[Directions for this task] Report how many lines in the data include "kind", with the number as the only reply.

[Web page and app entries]
------------------------

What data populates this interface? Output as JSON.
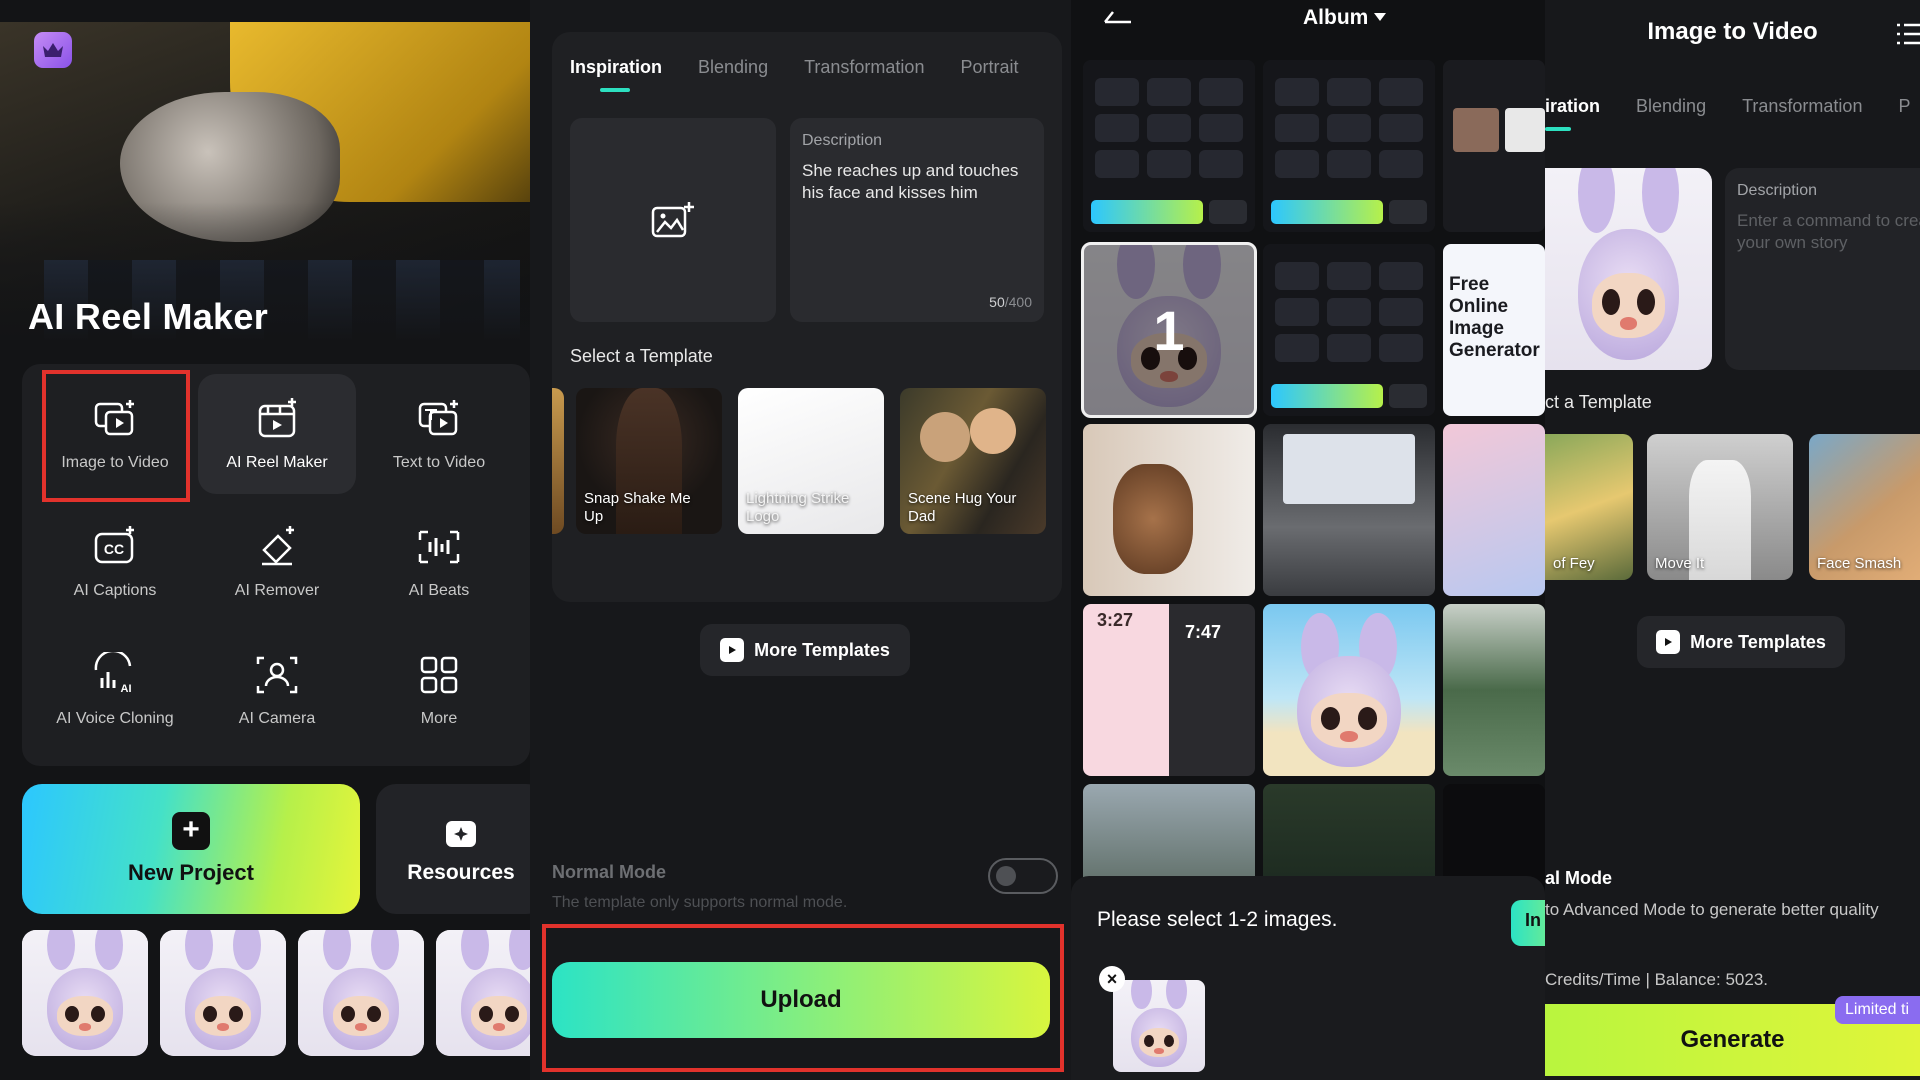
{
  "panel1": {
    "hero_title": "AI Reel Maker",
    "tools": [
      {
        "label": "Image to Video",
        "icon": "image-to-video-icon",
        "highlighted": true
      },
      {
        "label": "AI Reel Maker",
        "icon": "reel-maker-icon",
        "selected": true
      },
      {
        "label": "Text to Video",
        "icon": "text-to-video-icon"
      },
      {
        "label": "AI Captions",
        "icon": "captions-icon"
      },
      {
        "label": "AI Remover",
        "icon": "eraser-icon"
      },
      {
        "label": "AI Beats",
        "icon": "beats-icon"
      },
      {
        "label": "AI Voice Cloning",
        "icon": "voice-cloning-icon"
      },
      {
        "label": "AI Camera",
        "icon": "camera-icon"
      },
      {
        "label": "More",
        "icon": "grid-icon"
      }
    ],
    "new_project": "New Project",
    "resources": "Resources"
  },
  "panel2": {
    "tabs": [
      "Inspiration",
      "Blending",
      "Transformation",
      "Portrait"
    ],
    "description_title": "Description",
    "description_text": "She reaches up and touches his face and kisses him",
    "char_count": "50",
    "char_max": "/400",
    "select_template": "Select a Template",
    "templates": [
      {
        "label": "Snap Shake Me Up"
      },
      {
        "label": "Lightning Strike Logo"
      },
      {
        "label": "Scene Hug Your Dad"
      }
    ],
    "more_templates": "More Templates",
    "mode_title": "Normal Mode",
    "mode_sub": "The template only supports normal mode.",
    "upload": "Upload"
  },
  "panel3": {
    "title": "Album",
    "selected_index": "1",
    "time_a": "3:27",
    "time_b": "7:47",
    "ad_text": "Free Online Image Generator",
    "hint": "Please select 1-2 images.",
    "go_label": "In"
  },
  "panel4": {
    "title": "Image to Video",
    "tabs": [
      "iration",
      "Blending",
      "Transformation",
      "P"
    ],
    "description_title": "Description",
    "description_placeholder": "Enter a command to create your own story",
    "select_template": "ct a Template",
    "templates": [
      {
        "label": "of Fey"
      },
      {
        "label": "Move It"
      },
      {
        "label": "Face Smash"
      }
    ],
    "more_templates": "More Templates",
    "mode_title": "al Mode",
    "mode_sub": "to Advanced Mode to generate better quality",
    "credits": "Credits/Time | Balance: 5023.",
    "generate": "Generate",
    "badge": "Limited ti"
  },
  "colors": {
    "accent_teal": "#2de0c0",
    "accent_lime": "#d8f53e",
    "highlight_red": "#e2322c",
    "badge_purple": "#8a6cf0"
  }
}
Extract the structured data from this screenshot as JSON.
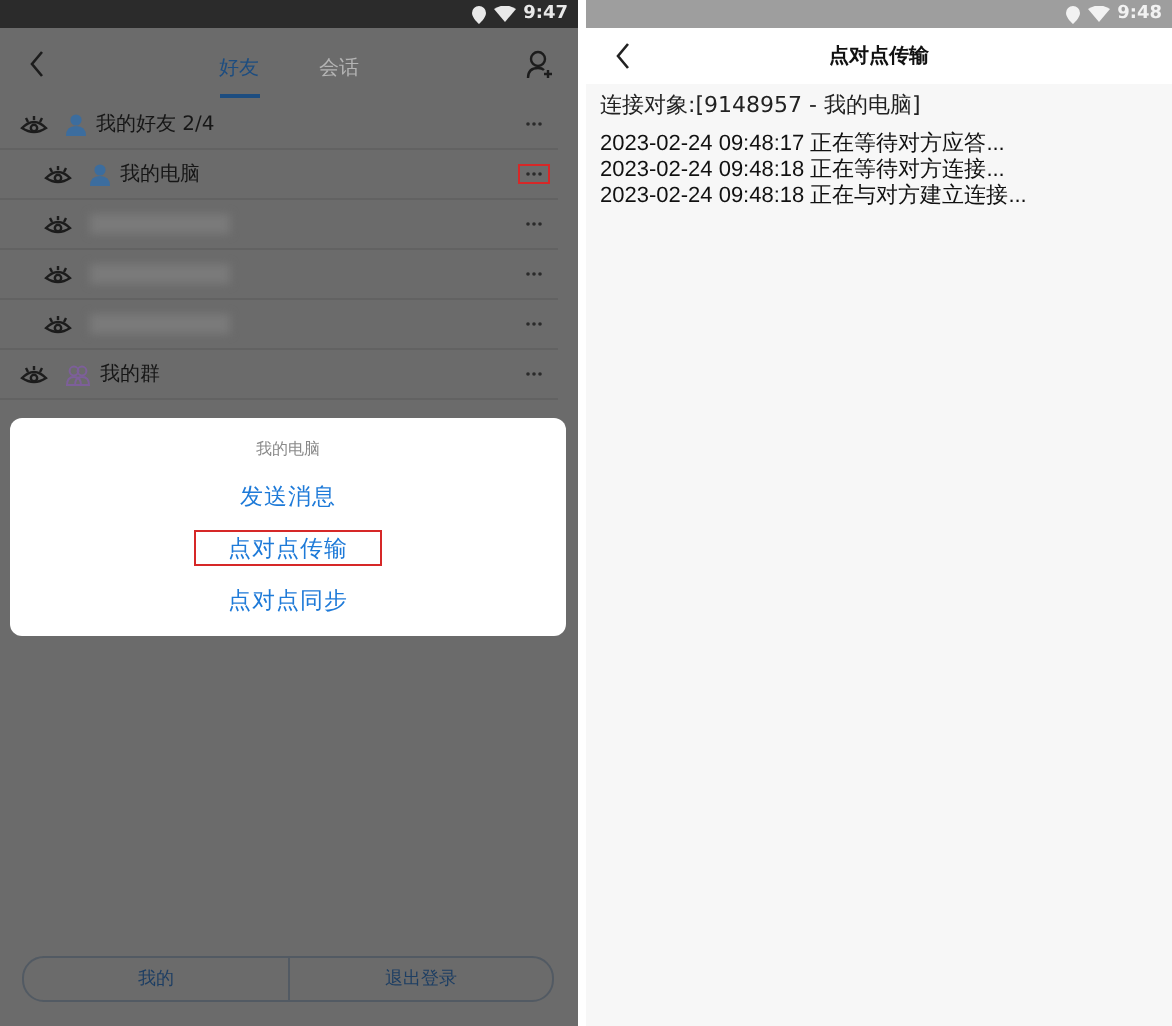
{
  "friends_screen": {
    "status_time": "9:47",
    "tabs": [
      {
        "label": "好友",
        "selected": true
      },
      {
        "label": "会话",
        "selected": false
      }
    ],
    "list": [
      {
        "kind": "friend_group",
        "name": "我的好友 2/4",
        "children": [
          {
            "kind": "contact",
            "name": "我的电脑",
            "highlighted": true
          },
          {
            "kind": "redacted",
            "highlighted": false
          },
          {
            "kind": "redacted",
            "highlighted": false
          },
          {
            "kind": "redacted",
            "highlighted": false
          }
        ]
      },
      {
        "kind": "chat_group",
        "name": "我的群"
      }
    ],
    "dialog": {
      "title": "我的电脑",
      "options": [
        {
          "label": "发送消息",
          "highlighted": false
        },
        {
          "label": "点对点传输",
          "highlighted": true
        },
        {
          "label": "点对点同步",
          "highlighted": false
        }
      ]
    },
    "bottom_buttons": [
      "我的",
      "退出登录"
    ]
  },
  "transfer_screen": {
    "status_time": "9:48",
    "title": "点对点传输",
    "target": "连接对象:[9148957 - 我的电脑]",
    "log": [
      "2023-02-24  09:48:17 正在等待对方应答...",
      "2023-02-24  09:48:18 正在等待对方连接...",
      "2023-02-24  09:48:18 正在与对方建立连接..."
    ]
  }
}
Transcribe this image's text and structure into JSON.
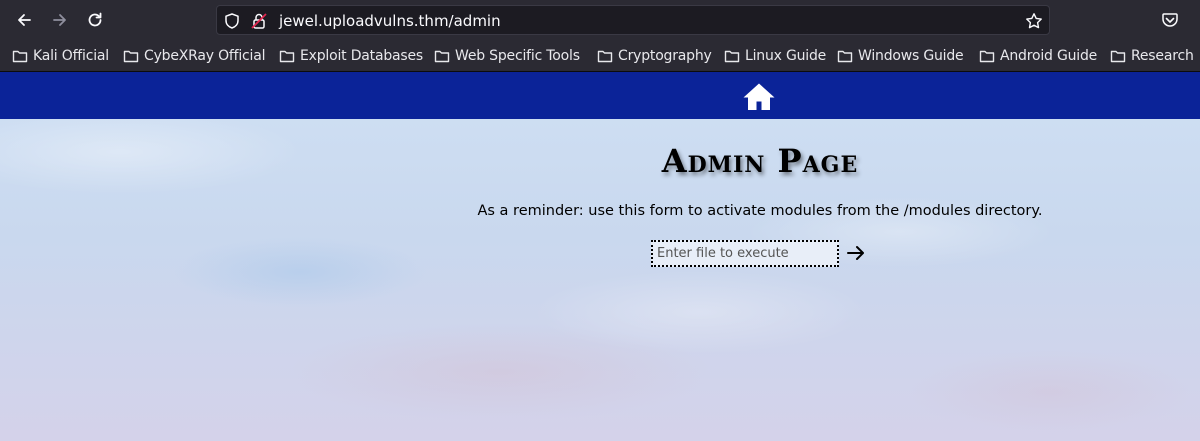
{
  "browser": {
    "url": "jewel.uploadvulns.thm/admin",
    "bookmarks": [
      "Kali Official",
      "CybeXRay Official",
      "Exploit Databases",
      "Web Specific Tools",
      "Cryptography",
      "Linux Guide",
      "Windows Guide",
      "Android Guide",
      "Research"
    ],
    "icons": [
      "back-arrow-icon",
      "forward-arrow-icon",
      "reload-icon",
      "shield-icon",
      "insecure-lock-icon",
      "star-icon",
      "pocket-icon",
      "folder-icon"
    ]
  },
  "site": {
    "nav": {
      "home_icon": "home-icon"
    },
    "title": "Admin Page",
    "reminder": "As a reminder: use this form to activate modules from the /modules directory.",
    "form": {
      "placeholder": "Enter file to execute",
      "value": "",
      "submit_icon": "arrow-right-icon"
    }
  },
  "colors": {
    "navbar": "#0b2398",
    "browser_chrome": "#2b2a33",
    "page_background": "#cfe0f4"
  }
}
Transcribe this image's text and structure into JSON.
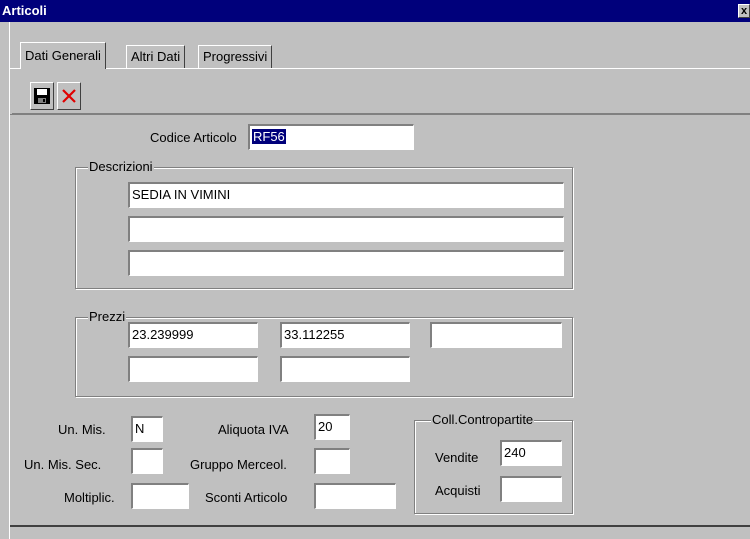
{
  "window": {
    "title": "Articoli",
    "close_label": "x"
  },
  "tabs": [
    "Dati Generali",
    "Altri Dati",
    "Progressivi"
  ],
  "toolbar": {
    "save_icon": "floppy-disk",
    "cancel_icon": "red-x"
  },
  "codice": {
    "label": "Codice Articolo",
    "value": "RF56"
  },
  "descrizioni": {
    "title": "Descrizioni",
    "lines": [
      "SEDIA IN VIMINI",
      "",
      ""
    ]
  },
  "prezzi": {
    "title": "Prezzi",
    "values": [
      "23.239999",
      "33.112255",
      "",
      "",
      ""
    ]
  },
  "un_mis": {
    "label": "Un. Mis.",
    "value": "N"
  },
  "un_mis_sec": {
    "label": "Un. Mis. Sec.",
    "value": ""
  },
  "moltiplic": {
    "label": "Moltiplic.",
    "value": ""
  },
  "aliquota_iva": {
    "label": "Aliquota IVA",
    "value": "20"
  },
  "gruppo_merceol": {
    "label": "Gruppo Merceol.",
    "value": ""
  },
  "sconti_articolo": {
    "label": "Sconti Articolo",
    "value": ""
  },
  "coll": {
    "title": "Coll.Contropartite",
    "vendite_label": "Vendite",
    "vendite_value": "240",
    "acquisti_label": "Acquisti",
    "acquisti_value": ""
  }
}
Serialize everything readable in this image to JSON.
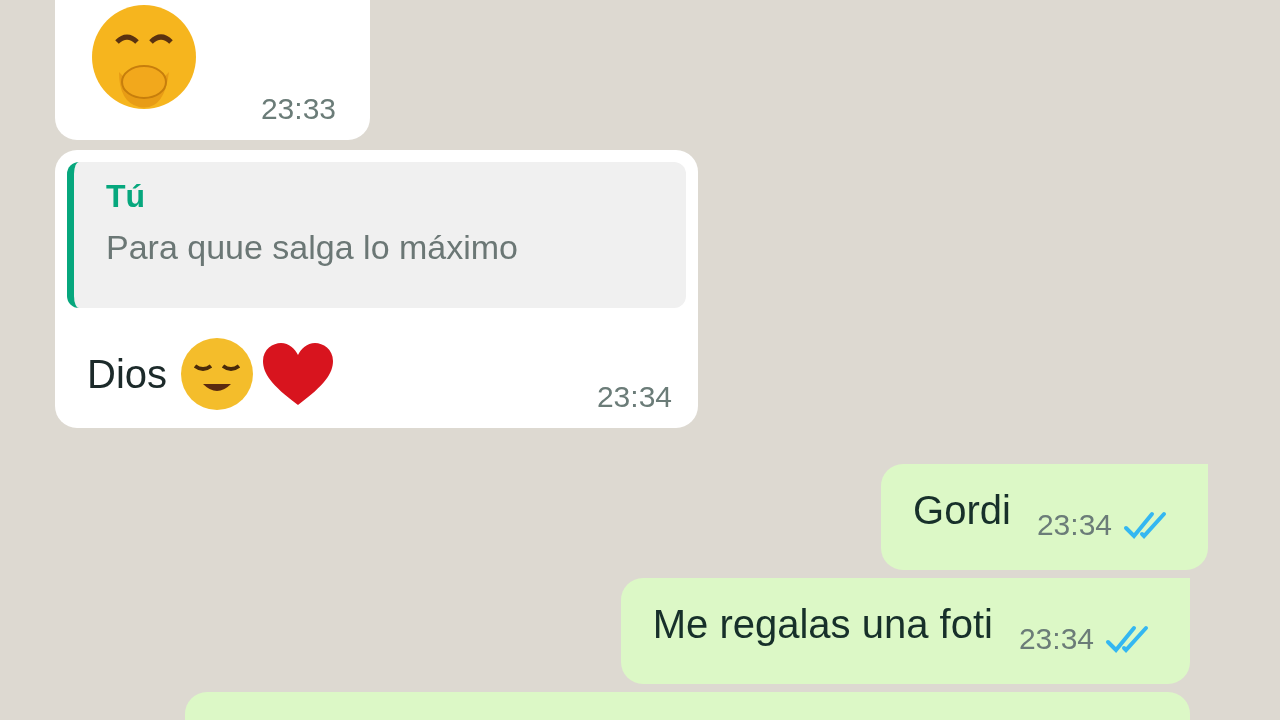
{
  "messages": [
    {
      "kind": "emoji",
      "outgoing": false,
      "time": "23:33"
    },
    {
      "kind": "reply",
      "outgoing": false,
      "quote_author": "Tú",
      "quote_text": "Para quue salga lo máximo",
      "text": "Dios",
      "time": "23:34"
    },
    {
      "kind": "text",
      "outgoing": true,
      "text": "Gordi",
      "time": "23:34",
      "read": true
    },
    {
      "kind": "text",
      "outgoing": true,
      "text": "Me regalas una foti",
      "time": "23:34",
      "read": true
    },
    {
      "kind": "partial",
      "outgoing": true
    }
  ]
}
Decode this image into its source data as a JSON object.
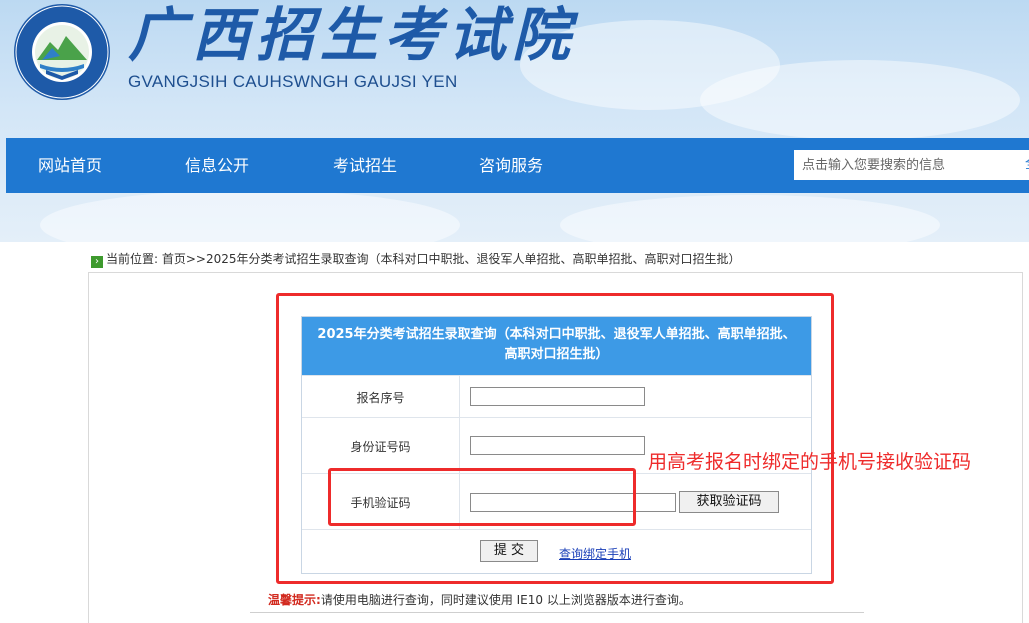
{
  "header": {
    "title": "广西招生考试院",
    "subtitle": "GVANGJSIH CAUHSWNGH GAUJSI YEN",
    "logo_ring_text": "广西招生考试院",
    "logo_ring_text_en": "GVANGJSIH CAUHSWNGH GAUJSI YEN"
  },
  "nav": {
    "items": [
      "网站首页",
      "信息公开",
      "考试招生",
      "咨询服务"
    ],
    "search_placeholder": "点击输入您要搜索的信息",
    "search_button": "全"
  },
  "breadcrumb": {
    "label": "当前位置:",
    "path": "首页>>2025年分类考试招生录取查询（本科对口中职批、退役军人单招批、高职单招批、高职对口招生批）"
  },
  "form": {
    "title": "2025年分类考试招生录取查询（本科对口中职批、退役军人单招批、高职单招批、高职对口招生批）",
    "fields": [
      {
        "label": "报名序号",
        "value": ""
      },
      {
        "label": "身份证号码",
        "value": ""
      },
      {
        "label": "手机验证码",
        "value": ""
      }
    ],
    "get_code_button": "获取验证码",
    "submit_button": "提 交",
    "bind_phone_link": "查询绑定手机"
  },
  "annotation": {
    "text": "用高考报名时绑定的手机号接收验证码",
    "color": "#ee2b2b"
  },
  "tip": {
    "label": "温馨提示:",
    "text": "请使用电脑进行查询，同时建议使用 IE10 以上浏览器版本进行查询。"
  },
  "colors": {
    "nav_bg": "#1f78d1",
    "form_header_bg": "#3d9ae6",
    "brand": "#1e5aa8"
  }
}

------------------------

[Task output] 11